Why Walls do not Stop Drugs
“They’re bringing drugs” is what Donald Trump said about Mexican immigrants like me during his campaign. While there is a lot to say about his remarks, today I want to talk about his proposed solution for stopping the flow of drugs from Mexico into the United States: the wall.
For a businessman, President Trump seems to ignore basic economic principles. These are the principles that guide the movement and consumption of drugs in the United States. Supply follows demand. Until the U.S. addresses addiction and problematic substance use, the production and distribution of drugs will not be reduced, no matter how many walls we build.
Decades of distribution crackdowns, mass incarceration, and other tough-on-drugs tactics prove these principles are true. The federal government has spent more than a trillion dollars on supply reduction strategies over the past forty years. Yet, drugs remain cheap and widely available. At the same time, new challenges such as prescription opioid addiction continue to arise. Unfortunately, President Trump’s billion dollar wall follows the logic of these tough-on-drugs tactics: stop the supply.
Many elected officials, however, now recognize a demand-side approach is more cost-effective at reducing harmful drug use. President Trump, himself, rightfully highlighted the need for drug treatment during his first Congressional address. A study by the RAND Corporation found that every dollar invested in drug treatment, meant to reduce drug demand, returns taxpayers $7.46 in societal costs --which would cost fifteen times as much in supply-side expenditure to achieve. If President Trump is truly committed to tackling drug use, he should propose investing those billions of dollars from the wall on medication-assisted treatment, syringe programs or medical research instead of a wall. After all, a good businessman should choose projects with the highest chance of return in investment.
A quick look at drug policies adopted in other countries demonstrate the success of demand reduction strategies. In Portugal, Switzerland, Australia and Brazil, safe injection facilities have played a major role in reducing cases of HIV and other infectious diseases. In Canada, overdose deaths have dropped and more people struggling with addiction have sought treatment thanks to these facilities. In the United Kingdom, Germany and Denmark, a marked decrease in ‘street’ heroin use happened due to the use of drug replacement and maintenance therapy. The world is at a tipping point in how we address harmful drug use. The United States must choose between the same failed tactics or a new, public health, approach to drug use. President Trump’s wall fits within the former not the later.

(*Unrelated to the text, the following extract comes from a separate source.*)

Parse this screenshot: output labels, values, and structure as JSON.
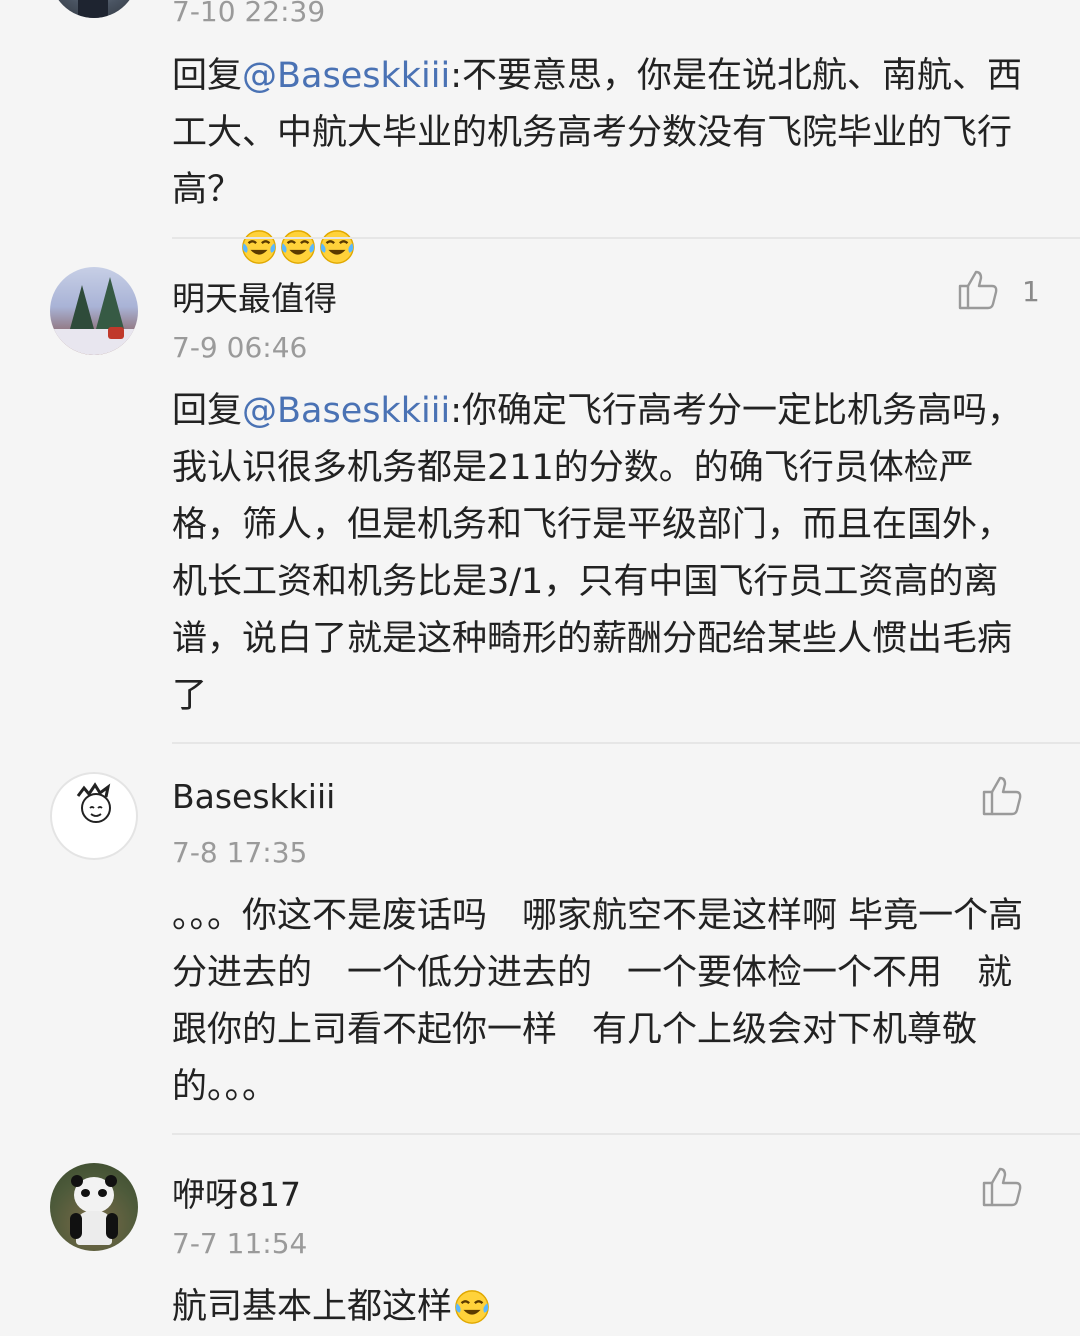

I want to clarify that I understand the President’s concerns with drug cartel violence. I, myself, moved to the United States out of concern for my safety, amidst Mexico’s own war on drugs. But, once again, if we wish to stop funding these organizations, we need to reduce demand at home. The best way to do this is to expand treatment not build walls.
Diana Davila is an intern at the Drug Policy Alliance.